With the Covid-19 pandemic placing additional financial burdens on health care in many countries, the issue of financing a national health insurance system's is gaining increased importance. Germany is, next to the United States in parts and Chile, one of the few countries with a dual sector health insurance system. On the one hand, companies in the public health insurance sector in Germany are not allowed to price insurance to reflect the expected health care expenses for an applicant and cannot reject an applicant based on health risk. On the other hand, companies in the private health insurance sector in Germany set prices according to health risk, such that prices are lower for healthier applicants.
This difference in pricing makes the private sector particularly attractive for individuals with lower health risks and might lead to disproportionately more individuals with worse health risk to be enrolled in the public sector. Segmentation by health risk between the public and private sectors can increase health expenses in the public sector and threaten its financial sustainability. However, regulations are in place to restrict switching between sectors. For example, only certain employment groups may opt to move from the public into the private sector and voluntary switching from the private into the public sector is not possible. Thus, it remains an empirical question whether individuals are price-sensitive regarding their choice between public and private health insurance.
To empirically study whether individuals’ choices between public and private health insurance are responsive to changes in pricing, BCCP Doctoral Student Shan Huang and co-author Martin Salm examine the effects of a regulatory ban on gender-based pricing for the private sector. Private health insurance plans were more expensive for women than for men prior to the so-called unisex mandate. In contrast, gender was never used as pricing factor in the public sector. The unisex mandate made private health insurance more attractive for women and less attractive for men. While the unisex mandate only changed regulation in the private sector, it may have unintended effects on the composition of risks in the public sector.

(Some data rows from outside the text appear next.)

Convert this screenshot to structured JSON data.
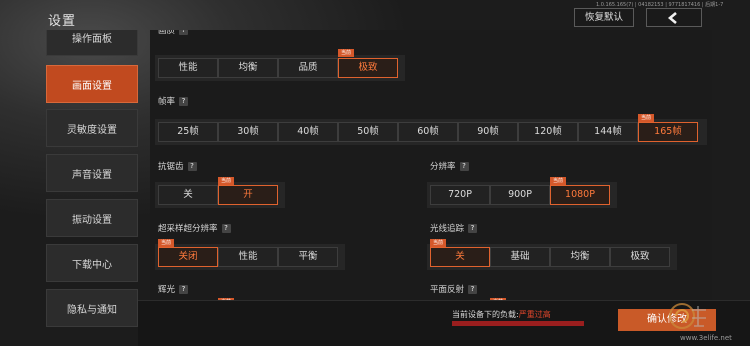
{
  "app": {
    "title": "设置",
    "build": "1.0.165.165(7) | 04182153 | 9771817416 | 后期1-7",
    "reset_label": "恢复默认",
    "back_icon": "chevron-left-icon"
  },
  "sidebar": {
    "items": [
      {
        "label": "操作面板"
      },
      {
        "label": "画面设置",
        "active": true
      },
      {
        "label": "灵敏度设置"
      },
      {
        "label": "声音设置"
      },
      {
        "label": "振动设置"
      },
      {
        "label": "下载中心"
      },
      {
        "label": "隐私与通知"
      }
    ]
  },
  "badge_text": "当前",
  "sections": {
    "quality": {
      "label": "画质",
      "options": [
        "性能",
        "均衡",
        "品质",
        "极致"
      ],
      "selected": "极致",
      "current": "极致"
    },
    "framerate": {
      "label": "帧率",
      "options": [
        "25帧",
        "30帧",
        "40帧",
        "50帧",
        "60帧",
        "90帧",
        "120帧",
        "144帧",
        "165帧"
      ],
      "selected": "165帧",
      "current": "165帧"
    },
    "antialias": {
      "label": "抗锯齿",
      "options": [
        "关",
        "开"
      ],
      "selected": "开",
      "current": "开"
    },
    "resolution": {
      "label": "分辨率",
      "options": [
        "720P",
        "900P",
        "1080P"
      ],
      "selected": "1080P",
      "current": "1080P"
    },
    "supersampling": {
      "label": "超采样超分辨率",
      "options": [
        "关闭",
        "性能",
        "平衡"
      ],
      "selected": "关闭",
      "current": "关闭"
    },
    "raytracing": {
      "label": "光线追踪",
      "options": [
        "关",
        "基础",
        "均衡",
        "极致"
      ],
      "selected": "关",
      "current": "关"
    },
    "bloom": {
      "label": "辉光"
    },
    "reflection": {
      "label": "平面反射"
    }
  },
  "footer": {
    "load_label": "当前设备下的负载:",
    "load_value": "严重过高",
    "load_level": 1.0,
    "confirm_label": "确认修改"
  },
  "watermark": {
    "site": "www.3elife.net"
  },
  "colors": {
    "accent": "#d5582a",
    "selected_text": "#ff7a3c",
    "load_bar": "#9a1e1e"
  }
}
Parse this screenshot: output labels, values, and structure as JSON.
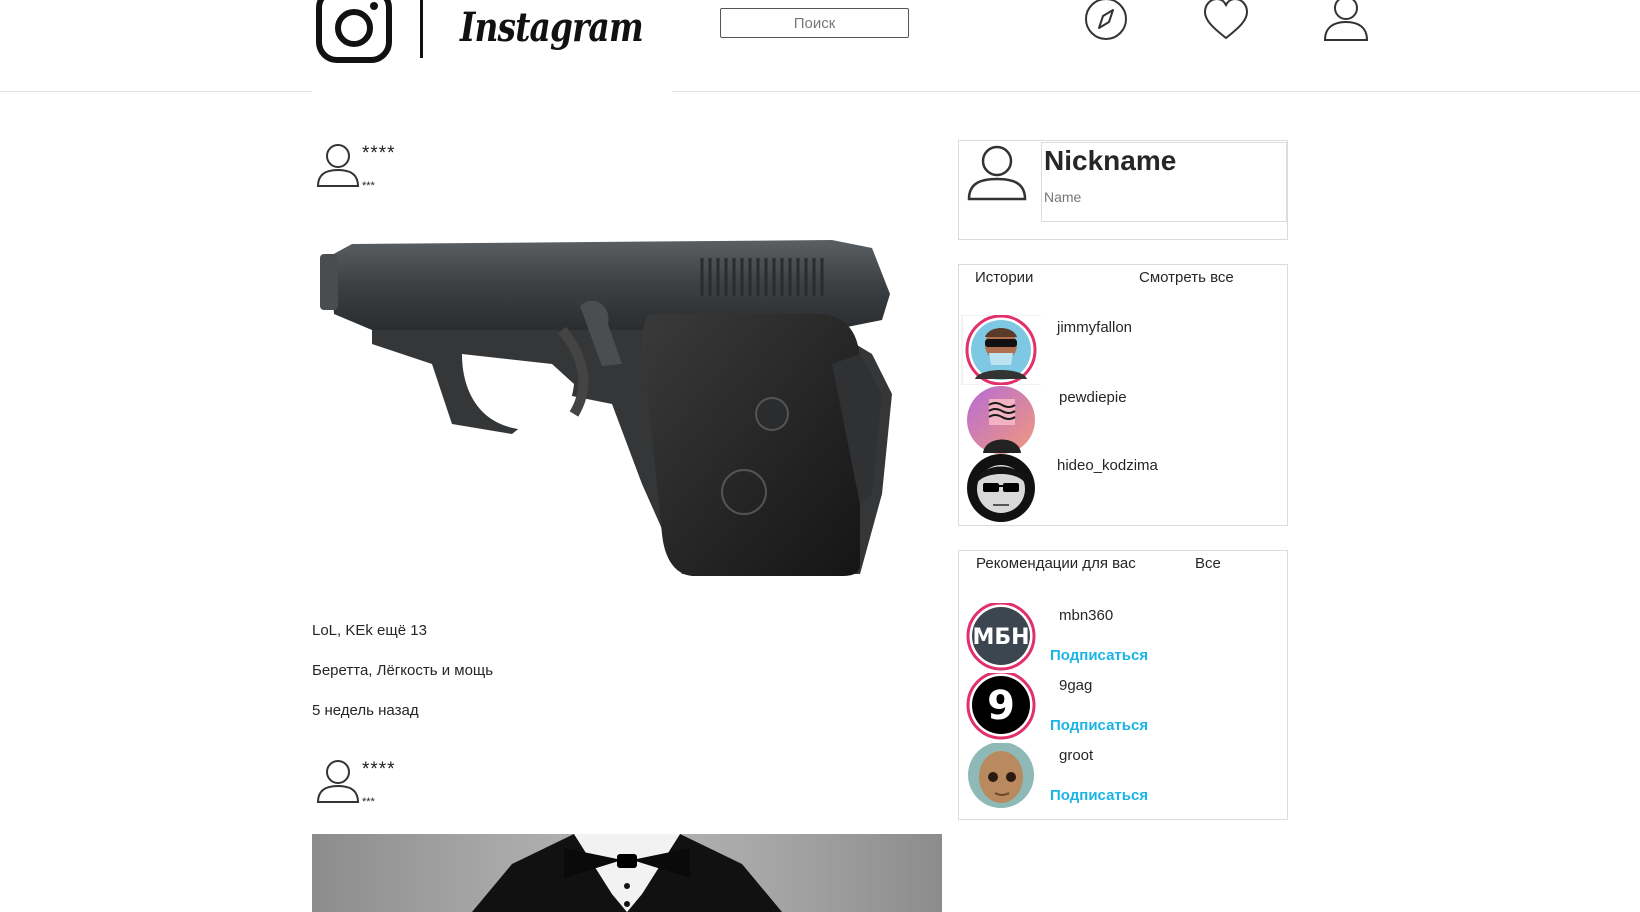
{
  "header": {
    "logo_text": "Instagram",
    "search_placeholder": "Поиск",
    "nav_icons": [
      "compass-icon",
      "heart-icon",
      "user-icon"
    ]
  },
  "feed": {
    "posts": [
      {
        "username": "****",
        "subtitle": "***",
        "image": "pistol-photo",
        "likes_text": "LoL, KEk ещё 13",
        "caption": "Беретта, Лёгкость и мощь",
        "time": "5 недель назад"
      },
      {
        "username": "****",
        "subtitle": "***",
        "image": "tuxedo-photo"
      }
    ]
  },
  "sidebar": {
    "profile": {
      "nickname": "Nickname",
      "name": "Name"
    },
    "stories": {
      "title": "Истории",
      "see_all": "Смотреть все",
      "items": [
        {
          "username": "jimmyfallon"
        },
        {
          "username": "pewdiepie"
        },
        {
          "username": "hideo_kodzima"
        }
      ]
    },
    "recommendations": {
      "title": "Рекомендации для вас",
      "all": "Все",
      "follow_label": "Подписаться",
      "items": [
        {
          "username": "mbn360",
          "avatar_text": "МБН"
        },
        {
          "username": "9gag",
          "avatar_text": "9"
        },
        {
          "username": "groot"
        }
      ]
    }
  },
  "colors": {
    "follow": "#1ab4e6",
    "border": "#dcdcdc",
    "story_ring": "#e1306c"
  }
}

Using yearly information on individuals’ type of health insurance from the German Socio-Economic Panel, the authors provide empirical evidence that the unisex mandate substantially increased switching from the public into the private sector by women relative to men. Moreover, the size of the effect varies over employment groups and is in line with different financial incentives regarding the choice between the public and private sectors. The effect is largest for the groups of self-employed and mini jobbers. In contrast, the unisex mandate had a weaker effect on employees, for whom choosing the private sector is more restricted. The unisex mandate had no effect on civil servants, for whom employer subsidies have always made private health insurance financially more attractive.
The changes induced by the unisex reform in the pools of private compared to public insurees imply a worsening of the private sector risk pool and an improvement of the public sector risk pool, as women have on average higher health expenses than men. The study’s findings also demonstrate that regulatory changes for targeting only one sector, like the unisex mandate for the private sector, can have unintended consequences on the degree of risk segmentation across the entire health insurance market.
The full paper “The Effect of a Ban on Gender-Based Pricing on Risk Selection in the German Health Insurance Market” is published in Health Economics.
This text is jointly published by BCCP News and BSE Insights.